We’ve known Marcus Haney since we started as a band and have always known how talented he is and how brilliant a filmmaker he is and we trusted him completely with his idea and vision. During the filming of the video, the tragic shooting at Seattle Pacific happened. Paul Lee was a close friend of all the people in the music video and Marcus wrote to us to tell us that the video was not gonna happen. We completely understood and just hoped that everyone was OK.
We didn’t expect the video to be finished but the kids in the video wanted to finish the video and in their own way create their own homage to Paul Lee. When Marcus emailed the video over we were all so moved by it. The video had become so much more than a music video and had become this group of friends’ way of dealing with the death of their friend.
In terms of our “intent”, we just wanted to make sure that, when we put the video out, we explained the story as well as we could when people saw it and tried to make sure people understood that this was not a contrived plan but an incredibly tragic accident that resulted in an incredibly beautiful and moving piece of art. Our song is very much second to that.
Watch: Bear’s Den – Elysium
MF: You told Clash, lyrically you like to “leave room for interpretation” so listeners can attach their own meaning to the songs. Were there ever any specific moments, on Islands or elsewhere, where you wanted to be clear and convey a singular meaning?
AD: There is a time for both. Just being vague isn’t really the way it works for me. I want the places I write about to feel familiar but how you interact with it to be different to each person’s own history.
It is entirely true for me but rather than just give my whole life story away, I’d rather create an individual experience for a listener. It also keeps things interesting for us as a band and allows us to develop a relationship with the music in new ways.
MF: Bear’s Den’s music plays as quite thoughtful and considered, but do you ever worry about coming across as overly earnest? Are their times when the band dials things back or is it a matter of putting it all out there, come what may?
AD: I think that to a certain extent I have to accept what I can and can’t do with writing songs and music. I’m not good at writing songs that are chirpy. I’m drawn to writing songs when I’m in a difficult place and I write to deal with difficult things and find a way of framing that stuff which makes me move on from that.

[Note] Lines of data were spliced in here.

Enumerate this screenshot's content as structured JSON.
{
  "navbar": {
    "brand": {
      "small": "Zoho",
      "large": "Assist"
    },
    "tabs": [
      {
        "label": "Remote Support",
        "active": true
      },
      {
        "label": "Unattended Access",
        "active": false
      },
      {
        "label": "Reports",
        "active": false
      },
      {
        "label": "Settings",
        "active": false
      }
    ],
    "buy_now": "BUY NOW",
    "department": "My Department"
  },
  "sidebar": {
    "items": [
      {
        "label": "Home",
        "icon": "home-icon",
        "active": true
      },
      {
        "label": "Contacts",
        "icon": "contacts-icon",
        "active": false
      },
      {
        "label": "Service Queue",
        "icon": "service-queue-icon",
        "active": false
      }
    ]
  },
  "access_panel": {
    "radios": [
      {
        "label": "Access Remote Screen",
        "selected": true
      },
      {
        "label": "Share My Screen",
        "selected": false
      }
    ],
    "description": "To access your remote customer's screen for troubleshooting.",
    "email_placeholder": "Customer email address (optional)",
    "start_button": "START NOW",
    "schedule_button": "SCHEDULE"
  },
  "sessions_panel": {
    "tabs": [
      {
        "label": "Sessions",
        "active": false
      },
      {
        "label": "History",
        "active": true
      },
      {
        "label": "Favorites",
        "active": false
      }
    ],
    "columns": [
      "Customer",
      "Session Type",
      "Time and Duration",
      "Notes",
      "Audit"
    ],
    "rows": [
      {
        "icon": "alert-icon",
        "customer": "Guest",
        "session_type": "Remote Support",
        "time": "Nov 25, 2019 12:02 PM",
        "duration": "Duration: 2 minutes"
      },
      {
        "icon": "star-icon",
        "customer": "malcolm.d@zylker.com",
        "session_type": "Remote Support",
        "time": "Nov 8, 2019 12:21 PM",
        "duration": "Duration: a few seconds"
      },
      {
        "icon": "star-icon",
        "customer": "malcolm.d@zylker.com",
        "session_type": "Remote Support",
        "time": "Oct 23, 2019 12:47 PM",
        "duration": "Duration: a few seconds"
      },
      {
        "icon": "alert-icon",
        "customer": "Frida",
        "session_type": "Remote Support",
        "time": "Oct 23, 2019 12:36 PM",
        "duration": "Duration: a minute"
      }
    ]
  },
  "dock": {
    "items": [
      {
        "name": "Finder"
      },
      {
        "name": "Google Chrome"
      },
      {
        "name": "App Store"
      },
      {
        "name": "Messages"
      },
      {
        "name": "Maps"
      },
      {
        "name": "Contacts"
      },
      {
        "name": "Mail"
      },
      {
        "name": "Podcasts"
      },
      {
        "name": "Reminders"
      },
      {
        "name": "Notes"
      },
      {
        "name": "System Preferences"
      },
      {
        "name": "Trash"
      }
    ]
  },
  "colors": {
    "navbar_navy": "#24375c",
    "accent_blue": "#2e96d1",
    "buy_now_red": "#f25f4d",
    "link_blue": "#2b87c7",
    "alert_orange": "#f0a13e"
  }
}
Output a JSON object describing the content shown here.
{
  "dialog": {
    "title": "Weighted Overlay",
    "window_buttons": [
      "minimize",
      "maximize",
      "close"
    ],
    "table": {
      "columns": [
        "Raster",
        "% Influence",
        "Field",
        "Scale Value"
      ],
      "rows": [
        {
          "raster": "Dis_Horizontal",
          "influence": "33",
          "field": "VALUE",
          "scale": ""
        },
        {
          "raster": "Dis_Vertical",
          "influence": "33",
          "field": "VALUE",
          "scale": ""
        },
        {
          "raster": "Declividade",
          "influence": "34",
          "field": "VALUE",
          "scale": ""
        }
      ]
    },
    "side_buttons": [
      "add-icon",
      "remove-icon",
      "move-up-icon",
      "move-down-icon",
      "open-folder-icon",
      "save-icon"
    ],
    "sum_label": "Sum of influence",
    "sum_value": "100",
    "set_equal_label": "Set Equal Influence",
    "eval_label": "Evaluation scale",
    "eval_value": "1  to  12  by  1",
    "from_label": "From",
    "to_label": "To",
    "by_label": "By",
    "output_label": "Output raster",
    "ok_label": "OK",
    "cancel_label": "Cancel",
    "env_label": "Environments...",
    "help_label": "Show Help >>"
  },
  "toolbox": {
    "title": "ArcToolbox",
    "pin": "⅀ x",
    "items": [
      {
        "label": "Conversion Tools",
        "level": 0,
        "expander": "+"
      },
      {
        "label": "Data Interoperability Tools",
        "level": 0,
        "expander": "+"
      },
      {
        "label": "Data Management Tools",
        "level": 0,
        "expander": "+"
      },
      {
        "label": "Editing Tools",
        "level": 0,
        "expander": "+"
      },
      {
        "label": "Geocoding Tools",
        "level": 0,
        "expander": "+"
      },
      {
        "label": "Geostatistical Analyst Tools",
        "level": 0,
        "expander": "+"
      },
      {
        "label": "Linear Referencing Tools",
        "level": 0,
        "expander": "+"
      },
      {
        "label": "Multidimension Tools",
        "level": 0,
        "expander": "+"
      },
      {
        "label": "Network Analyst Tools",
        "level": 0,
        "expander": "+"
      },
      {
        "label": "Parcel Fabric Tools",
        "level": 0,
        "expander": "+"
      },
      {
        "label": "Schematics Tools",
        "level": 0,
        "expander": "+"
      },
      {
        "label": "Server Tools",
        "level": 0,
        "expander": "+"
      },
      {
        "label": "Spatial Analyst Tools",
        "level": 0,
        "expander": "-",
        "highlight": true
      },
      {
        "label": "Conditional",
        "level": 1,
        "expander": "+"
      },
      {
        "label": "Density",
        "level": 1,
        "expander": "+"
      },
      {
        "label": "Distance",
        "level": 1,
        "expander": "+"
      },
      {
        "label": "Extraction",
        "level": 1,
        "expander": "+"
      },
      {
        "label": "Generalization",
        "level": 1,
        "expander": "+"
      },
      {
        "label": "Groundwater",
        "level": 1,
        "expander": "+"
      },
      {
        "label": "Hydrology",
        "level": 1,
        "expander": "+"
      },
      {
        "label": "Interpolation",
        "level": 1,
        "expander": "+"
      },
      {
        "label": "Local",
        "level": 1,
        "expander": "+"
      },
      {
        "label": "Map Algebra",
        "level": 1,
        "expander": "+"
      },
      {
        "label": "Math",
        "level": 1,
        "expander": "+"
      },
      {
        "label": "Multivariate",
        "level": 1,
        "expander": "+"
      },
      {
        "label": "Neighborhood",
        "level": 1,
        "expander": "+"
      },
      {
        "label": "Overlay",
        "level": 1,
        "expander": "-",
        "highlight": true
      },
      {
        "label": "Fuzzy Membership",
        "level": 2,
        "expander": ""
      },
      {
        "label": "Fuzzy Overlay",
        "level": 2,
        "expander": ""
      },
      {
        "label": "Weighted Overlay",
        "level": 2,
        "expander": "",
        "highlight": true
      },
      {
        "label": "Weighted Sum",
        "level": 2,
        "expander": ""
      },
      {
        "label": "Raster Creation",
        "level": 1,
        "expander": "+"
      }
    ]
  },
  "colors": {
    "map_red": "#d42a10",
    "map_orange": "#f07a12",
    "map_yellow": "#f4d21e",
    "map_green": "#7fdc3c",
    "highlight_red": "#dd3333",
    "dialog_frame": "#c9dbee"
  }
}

I guess my hope is that the songs are sincere without being overly earnest. As a band we always try to make sure that we serve the song and never get too carried away.
MF: What’s all this about you playing in a 14-piece country band fronted by an rapper?
AD: My first-ever band was called Captain Kick and The Cowboy Ramblers. It was a huge group of legends and our friend Jersey Ben rapped as well. We toured the UK once and it was the funnest tour I’ve ever been on and the funnest introduction to music I could have possibly had.
MF: And what’s the deal with making poor Kev [Jones] bust his ass on bass and drums while you other two kick back on guitar? Poor overworked Kev.
AD: I know…it’s getting a bit out of hand. Kev actually plays everything and the rest of us just mime. He’s ridiculous.
MF: In the band’s recent Reddit AMA, you admitted to penning your fair share of bad songs. Since we can’t hear them, any chance of offering up some lyrics or song titles deemed unworthy?
AD: I write bad lyrics and songs on a daily basis but if we’re talking about being overly earnest I’ve come a long way. “Nothing Says I Love You Like Dishonesty” and “The Long Dark Night Of The Soul” are just two titles that make me cringe a lot.
MF: Any plans to return to Australia and tour Islands?
AD: Not yet! Hopefully really soon though! We loved supporting Matt Corby and would love to come back. I have a deeply irrational fear of huntsman spiders, though, so if you could help to hide all of those bad boys from me, we’ll be back all the time.
‘Islands’ by Bear’s Den is out now. Australian tour pending mass extermination of large arachnids.